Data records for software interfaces
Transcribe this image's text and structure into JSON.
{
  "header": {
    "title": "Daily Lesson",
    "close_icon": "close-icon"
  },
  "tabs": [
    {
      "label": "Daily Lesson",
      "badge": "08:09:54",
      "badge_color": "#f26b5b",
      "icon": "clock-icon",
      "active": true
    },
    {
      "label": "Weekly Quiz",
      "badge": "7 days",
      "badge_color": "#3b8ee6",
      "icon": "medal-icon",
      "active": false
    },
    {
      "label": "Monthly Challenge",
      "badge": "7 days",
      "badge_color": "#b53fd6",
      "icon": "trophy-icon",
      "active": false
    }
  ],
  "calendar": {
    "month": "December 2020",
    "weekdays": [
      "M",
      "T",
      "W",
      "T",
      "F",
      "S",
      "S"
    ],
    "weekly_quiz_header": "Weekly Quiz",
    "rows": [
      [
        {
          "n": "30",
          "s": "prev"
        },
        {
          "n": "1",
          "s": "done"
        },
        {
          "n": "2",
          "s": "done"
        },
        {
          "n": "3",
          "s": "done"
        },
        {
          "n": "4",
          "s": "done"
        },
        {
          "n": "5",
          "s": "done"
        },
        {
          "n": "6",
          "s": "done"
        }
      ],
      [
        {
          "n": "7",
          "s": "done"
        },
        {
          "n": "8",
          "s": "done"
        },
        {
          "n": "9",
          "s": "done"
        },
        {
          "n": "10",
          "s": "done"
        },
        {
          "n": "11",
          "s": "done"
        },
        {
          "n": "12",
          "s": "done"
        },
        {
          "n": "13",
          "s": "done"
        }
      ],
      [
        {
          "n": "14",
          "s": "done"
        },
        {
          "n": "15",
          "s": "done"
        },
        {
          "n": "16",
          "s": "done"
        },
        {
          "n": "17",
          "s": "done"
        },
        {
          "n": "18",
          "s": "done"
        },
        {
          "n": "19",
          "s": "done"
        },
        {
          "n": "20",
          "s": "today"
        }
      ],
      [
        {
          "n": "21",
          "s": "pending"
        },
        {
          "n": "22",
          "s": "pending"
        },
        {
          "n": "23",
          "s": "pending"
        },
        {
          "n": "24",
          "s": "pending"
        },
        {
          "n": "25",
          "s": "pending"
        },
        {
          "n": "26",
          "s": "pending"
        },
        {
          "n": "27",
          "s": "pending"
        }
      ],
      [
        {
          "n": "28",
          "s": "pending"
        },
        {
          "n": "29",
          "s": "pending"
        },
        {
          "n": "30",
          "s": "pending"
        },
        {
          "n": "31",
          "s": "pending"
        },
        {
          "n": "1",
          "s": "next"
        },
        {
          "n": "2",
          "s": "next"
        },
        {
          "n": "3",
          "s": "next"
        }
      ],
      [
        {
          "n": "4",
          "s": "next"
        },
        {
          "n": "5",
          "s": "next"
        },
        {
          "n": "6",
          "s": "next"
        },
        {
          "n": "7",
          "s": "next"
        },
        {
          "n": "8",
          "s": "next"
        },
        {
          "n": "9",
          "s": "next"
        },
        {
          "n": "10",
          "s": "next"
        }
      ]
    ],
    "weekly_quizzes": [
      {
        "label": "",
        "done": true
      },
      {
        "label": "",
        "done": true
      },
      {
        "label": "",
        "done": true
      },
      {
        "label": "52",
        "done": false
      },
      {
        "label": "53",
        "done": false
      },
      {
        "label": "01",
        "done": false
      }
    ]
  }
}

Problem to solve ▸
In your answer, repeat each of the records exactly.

Solved exercise ▸
Transcribe this image's text and structure into JSON.
{
  "header": {
    "title": "Daily Lesson",
    "close_icon": "close-icon"
  },
  "tabs": [
    {
      "label": "Daily Lesson",
      "badge": "08:09:54",
      "badge_color": "#f26b5b",
      "icon": "clock-icon",
      "active": true
    },
    {
      "label": "Weekly Quiz",
      "badge": "7 days",
      "badge_color": "#3b8ee6",
      "icon": "medal-icon",
      "active": false
    },
    {
      "label": "Monthly Challenge",
      "badge": "7 days",
      "badge_color": "#b53fd6",
      "icon": "trophy-icon",
      "active": false
    }
  ],
  "calendar": {
    "month": "December 2020",
    "weekdays": [
      "M",
      "T",
      "W",
      "T",
      "F",
      "S",
      "S"
    ],
    "weekly_quiz_header": "Weekly Quiz",
    "rows": [
      [
        {
          "n": "30",
          "s": "prev"
        },
        {
          "n": "1",
          "s": "done"
        },
        {
          "n": "2",
          "s": "done"
        },
        {
          "n": "3",
          "s": "done"
        },
        {
          "n": "4",
          "s": "done"
        },
        {
          "n": "5",
          "s": "done"
        },
        {
          "n": "6",
          "s": "done"
        }
      ],
      [
        {
          "n": "7",
          "s": "done"
        },
        {
          "n": "8",
          "s": "done"
        },
        {
          "n": "9",
          "s": "done"
        },
        {
          "n": "10",
          "s": "done"
        },
        {
          "n": "11",
          "s": "done"
        },
        {
          "n": "12",
          "s": "done"
        },
        {
          "n": "13",
          "s": "done"
        }
      ],
      [
        {
          "n": "14",
          "s": "done"
        },
        {
          "n": "15",
          "s": "done"
        },
        {
          "n": "16",
          "s": "done"
        },
        {
          "n": "17",
          "s": "done"
        },
        {
          "n": "18",
          "s": "done"
        },
        {
          "n": "19",
          "s": "done"
        },
        {
          "n": "20",
          "s": "today"
        }
      ],
      [
        {
          "n": "21",
          "s": "pending"
        },
        {
          "n": "22",
          "s": "pending"
        },
        {
          "n": "23",
          "s": "pending"
        },
        {
          "n": "24",
          "s": "pending"
        },
        {
          "n": "25",
          "s": "pending"
        },
        {
          "n": "26",
          "s": "pending"
        },
        {
          "n": "27",
          "s": "pending"
        }
      ],
      [
        {
          "n": "28",
          "s": "pending"
        },
        {
          "n": "29",
          "s": "pending"
        },
        {
          "n": "30",
          "s": "pending"
        },
        {
          "n": "31",
          "s": "pending"
        },
        {
          "n": "1",
          "s": "next"
        },
        {
          "n": "2",
          "s": "next"
        },
        {
          "n": "3",
          "s": "next"
        }
      ],
      [
        {
          "n": "4",
          "s": "next"
        },
        {
          "n": "5",
          "s": "next"
        },
        {
          "n": "6",
          "s": "next"
        },
        {
          "n": "7",
          "s": "next"
        },
        {
          "n": "8",
          "s": "next"
        },
        {
          "n": "9",
          "s": "next"
        },
        {
          "n": "10",
          "s": "next"
        }
      ]
    ],
    "weekly_quizzes": [
      {
        "label": "",
        "done": true
      },
      {
        "label": "",
        "done": true
      },
      {
        "label": "",
        "done": true
      },
      {
        "label": "52",
        "done": false
      },
      {
        "label": "53",
        "done": false
      },
      {
        "label": "01",
        "done": false
      }
    ]
  }
}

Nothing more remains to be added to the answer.